THE Supreme Court today expunged its controversial remarks in the Graham Staines killing case.
This move by the country’s highest legal body comes after the Supreme Court’s observation that the killers of Graham Staines and his two minor children intended to teach the Australian missionary a lesson for preaching and practicing conversion came under attack by leading editors, media groups and civil society members from across India.
The remark expunged was made by the Supreme Court in its Jan 21 judgment that held life sentence for Dara Singh.
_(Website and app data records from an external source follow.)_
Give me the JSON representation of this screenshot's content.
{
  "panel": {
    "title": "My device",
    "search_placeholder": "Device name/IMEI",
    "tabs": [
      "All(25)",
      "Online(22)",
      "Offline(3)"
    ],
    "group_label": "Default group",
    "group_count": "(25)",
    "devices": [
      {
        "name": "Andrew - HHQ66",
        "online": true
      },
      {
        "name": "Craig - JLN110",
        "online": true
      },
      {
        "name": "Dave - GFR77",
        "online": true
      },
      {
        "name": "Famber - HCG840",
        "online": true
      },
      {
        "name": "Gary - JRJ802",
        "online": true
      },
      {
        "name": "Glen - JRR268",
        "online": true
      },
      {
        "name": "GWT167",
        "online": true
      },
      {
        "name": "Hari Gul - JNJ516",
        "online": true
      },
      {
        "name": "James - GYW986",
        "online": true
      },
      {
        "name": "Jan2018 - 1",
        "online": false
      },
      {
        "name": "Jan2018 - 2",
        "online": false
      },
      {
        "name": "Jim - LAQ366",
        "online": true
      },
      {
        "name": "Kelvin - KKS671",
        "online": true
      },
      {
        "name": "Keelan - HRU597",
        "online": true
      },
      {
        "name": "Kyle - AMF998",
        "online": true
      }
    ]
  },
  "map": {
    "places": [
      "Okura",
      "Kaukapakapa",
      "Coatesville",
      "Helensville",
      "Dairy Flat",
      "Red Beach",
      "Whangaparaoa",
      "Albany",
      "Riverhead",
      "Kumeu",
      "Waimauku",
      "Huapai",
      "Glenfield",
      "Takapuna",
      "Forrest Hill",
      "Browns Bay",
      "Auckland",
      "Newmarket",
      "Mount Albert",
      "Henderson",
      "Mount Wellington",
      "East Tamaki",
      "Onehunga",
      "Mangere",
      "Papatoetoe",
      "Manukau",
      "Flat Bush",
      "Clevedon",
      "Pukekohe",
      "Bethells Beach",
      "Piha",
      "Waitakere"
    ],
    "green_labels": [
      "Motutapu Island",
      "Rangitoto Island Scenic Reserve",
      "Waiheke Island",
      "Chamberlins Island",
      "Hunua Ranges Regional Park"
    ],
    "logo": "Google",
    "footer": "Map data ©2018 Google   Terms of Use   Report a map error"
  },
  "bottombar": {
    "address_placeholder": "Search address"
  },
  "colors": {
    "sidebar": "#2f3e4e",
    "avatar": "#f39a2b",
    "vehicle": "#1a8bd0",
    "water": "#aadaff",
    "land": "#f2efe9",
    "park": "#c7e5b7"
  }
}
It now stands deleted.
The court has also withdrawn the term conversion and said there is no justification to interfere in someone’s belief by any means.
While upholding the life sentence awarded to Bajrang Dal activist Dara Singh for the 1999 killings, a Bench had said: “In the case on hand, though Graham Staines and his two minor sons were burnt to death while they were sleeping inside a station wagon at Manoharpur, the intention was to teach a lesson to Graham Staines about his religious activities, namely, converting poor tribals to Christianity.”
Media groups, editors and members of civil society had in their signed statement taken strong exception to the Supreme Court’s observation and said the remarks were ‘gratuitous’ and ‘unconstitutional’ and went against the ‘freedom of faith’ guaranteed by the Constitution.
“Did the Supreme Court ever take into consideration the report of the Wadhwa Commission which was set up to probe the murder of Graham Staines and which had observed, “There has been no extraordinary increase in the Christian population in Keonjhar district between 1991 and 1998. The population had increased by 595 during this period and this could have been caused by natural growth’.”
The statement said the SC ruling may in fact “send the wrong signals to courts trying cases of religious violence in Kandhamal, for instance, and in other places. It also tends to preempt possible challenges to the black laws enacted by many states in the guise of Freedom of Religion Bills.”
“We ask the SC to expunge the unnecessary, uncalled for and unconstitutional remarks,” the statement had said.
The statement was signed among others, by editorial representatives from The Hindu, The Indian Express, The Times of India, Hindustan Times, The Pioneer and The Telegraph besides over 50 journalists from across India.